# DATA FOR THE TASK
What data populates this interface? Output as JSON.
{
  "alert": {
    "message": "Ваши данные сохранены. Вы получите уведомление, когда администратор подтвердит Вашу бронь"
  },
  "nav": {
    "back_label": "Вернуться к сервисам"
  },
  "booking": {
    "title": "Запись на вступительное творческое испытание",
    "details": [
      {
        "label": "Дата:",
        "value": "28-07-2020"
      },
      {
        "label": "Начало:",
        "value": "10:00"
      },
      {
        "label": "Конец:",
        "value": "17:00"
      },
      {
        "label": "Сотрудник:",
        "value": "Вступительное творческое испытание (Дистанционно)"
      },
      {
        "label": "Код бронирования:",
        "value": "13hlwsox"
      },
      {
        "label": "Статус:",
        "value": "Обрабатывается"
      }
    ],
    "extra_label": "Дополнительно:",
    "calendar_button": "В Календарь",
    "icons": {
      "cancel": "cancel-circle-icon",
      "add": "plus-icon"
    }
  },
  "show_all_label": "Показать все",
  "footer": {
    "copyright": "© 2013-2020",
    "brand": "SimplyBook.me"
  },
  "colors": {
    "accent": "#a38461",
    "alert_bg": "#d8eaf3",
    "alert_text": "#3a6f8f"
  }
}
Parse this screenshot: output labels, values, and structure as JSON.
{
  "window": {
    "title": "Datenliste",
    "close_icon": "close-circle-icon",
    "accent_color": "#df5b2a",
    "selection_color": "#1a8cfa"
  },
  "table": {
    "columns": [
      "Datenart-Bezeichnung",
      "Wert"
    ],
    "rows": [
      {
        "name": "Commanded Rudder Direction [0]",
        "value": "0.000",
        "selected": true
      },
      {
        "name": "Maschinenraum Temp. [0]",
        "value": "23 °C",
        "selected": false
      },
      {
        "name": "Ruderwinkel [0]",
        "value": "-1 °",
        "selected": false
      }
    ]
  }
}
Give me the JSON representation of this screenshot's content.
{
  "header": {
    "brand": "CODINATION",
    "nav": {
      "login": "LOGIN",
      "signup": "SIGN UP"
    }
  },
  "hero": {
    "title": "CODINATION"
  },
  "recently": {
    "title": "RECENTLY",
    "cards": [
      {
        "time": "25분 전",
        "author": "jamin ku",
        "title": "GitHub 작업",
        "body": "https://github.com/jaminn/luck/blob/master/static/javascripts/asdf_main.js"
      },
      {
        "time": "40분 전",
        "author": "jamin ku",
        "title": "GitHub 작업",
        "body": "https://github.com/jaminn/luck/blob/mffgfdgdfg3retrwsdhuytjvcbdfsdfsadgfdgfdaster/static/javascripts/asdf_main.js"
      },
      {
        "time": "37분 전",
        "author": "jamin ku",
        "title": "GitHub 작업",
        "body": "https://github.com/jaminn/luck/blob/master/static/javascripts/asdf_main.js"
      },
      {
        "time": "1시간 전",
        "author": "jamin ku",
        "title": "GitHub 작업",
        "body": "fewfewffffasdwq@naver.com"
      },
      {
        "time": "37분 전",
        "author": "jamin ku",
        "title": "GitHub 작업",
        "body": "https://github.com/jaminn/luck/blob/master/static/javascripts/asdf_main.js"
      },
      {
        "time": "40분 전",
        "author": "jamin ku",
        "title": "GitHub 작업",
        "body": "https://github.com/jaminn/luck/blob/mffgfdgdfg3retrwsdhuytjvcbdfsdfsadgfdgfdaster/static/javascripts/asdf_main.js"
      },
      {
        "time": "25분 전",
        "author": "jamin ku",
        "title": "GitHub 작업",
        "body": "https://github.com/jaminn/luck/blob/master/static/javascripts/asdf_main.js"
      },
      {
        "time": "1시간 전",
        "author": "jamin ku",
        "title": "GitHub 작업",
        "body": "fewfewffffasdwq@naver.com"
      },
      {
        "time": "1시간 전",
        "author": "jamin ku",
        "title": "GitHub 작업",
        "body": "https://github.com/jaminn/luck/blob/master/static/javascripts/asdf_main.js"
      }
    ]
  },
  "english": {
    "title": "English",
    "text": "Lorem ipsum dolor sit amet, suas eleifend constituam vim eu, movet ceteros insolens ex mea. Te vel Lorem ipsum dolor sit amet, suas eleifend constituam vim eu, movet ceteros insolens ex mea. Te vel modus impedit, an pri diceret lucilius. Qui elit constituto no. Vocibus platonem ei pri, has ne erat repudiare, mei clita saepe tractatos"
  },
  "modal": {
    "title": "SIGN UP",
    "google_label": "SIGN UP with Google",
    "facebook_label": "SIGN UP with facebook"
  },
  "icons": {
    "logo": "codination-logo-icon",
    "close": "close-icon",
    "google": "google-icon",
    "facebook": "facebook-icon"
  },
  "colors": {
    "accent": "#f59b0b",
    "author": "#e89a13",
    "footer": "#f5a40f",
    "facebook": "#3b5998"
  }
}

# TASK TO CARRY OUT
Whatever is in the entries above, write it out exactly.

# FINISHED TASK
What data populates this interface? Output as JSON.
{
  "alert": {
    "message": "Ваши данные сохранены. Вы получите уведомление, когда администратор подтвердит Вашу бронь"
  },
  "nav": {
    "back_label": "Вернуться к сервисам"
  },
  "booking": {
    "title": "Запись на вступительное творческое испытание",
    "details": [
      {
        "label": "Дата:",
        "value": "28-07-2020"
      },
      {
        "label": "Начало:",
        "value": "10:00"
      },
      {
        "label": "Конец:",
        "value": "17:00"
      },
      {
        "label": "Сотрудник:",
        "value": "Вступительное творческое испытание (Дистанционно)"
      },
      {
        "label": "Код бронирования:",
        "value": "13hlwsox"
      },
      {
        "label": "Статус:",
        "value": "Обрабатывается"
      }
    ],
    "extra_label": "Дополнительно:",
    "calendar_button": "В Календарь",
    "icons": {
      "cancel": "cancel-circle-icon",
      "add": "plus-icon"
    }
  },
  "show_all_label": "Показать все",
  "footer": {
    "copyright": "© 2013-2020",
    "brand": "SimplyBook.me"
  },
  "colors": {
    "accent": "#a38461",
    "alert_bg": "#d8eaf3",
    "alert_text": "#3a6f8f"
  }
}
Parse this screenshot: output labels, values, and structure as JSON.
{
  "window": {
    "title": "Datenliste",
    "close_icon": "close-circle-icon",
    "accent_color": "#df5b2a",
    "selection_color": "#1a8cfa"
  },
  "table": {
    "columns": [
      "Datenart-Bezeichnung",
      "Wert"
    ],
    "rows": [
      {
        "name": "Commanded Rudder Direction [0]",
        "value": "0.000",
        "selected": true
      },
      {
        "name": "Maschinenraum Temp. [0]",
        "value": "23 °C",
        "selected": false
      },
      {
        "name": "Ruderwinkel [0]",
        "value": "-1 °",
        "selected": false
      }
    ]
  }
}
Give me the JSON representation of this screenshot's content.
{
  "header": {
    "brand": "CODINATION",
    "nav": {
      "login": "LOGIN",
      "signup": "SIGN UP"
    }
  },
  "hero": {
    "title": "CODINATION"
  },
  "recently": {
    "title": "RECENTLY",
    "cards": [
      {
        "time": "25분 전",
        "author": "jamin ku",
        "title": "GitHub 작업",
        "body": "https://github.com/jaminn/luck/blob/master/static/javascripts/asdf_main.js"
      },
      {
        "time": "40분 전",
        "author": "jamin ku",
        "title": "GitHub 작업",
        "body": "https://github.com/jaminn/luck/blob/mffgfdgdfg3retrwsdhuytjvcbdfsdfsadgfdgfdaster/static/javascripts/asdf_main.js"
      },
      {
        "time": "37분 전",
        "author": "jamin ku",
        "title": "GitHub 작업",
        "body": "https://github.com/jaminn/luck/blob/master/static/javascripts/asdf_main.js"
      },
      {
        "time": "1시간 전",
        "author": "jamin ku",
        "title": "GitHub 작업",
        "body": "fewfewffffasdwq@naver.com"
      },
      {
        "time": "37분 전",
        "author": "jamin ku",
        "title": "GitHub 작업",
        "body": "https://github.com/jaminn/luck/blob/master/static/javascripts/asdf_main.js"
      },
      {
        "time": "40분 전",
        "author": "jamin ku",
        "title": "GitHub 작업",
        "body": "https://github.com/jaminn/luck/blob/mffgfdgdfg3retrwsdhuytjvcbdfsdfsadgfdgfdaster/static/javascripts/asdf_main.js"
      },
      {
        "time": "25분 전",
        "author": "jamin ku",
        "title": "GitHub 작업",
        "body": "https://github.com/jaminn/luck/blob/master/static/javascripts/asdf_main.js"
      },
      {
        "time": "1시간 전",
        "author": "jamin ku",
        "title": "GitHub 작업",
        "body": "fewfewffffasdwq@naver.com"
      },
      {
        "time": "1시간 전",
        "author": "jamin ku",
        "title": "GitHub 작업",
        "body": "https://github.com/jaminn/luck/blob/master/static/javascripts/asdf_main.js"
      }
    ]
  },
  "english": {
    "title": "English",
    "text": "Lorem ipsum dolor sit amet, suas eleifend constituam vim eu, movet ceteros insolens ex mea. Te vel Lorem ipsum dolor sit amet, suas eleifend constituam vim eu, movet ceteros insolens ex mea. Te vel modus impedit, an pri diceret lucilius. Qui elit constituto no. Vocibus platonem ei pri, has ne erat repudiare, mei clita saepe tractatos"
  },
  "modal": {
    "title": "SIGN UP",
    "google_label": "SIGN UP with Google",
    "facebook_label": "SIGN UP with facebook"
  },
  "icons": {
    "logo": "codination-logo-icon",
    "close": "close-icon",
    "google": "google-icon",
    "facebook": "facebook-icon"
  },
  "colors": {
    "accent": "#f59b0b",
    "author": "#e89a13",
    "footer": "#f5a40f",
    "facebook": "#3b5998"
  }
}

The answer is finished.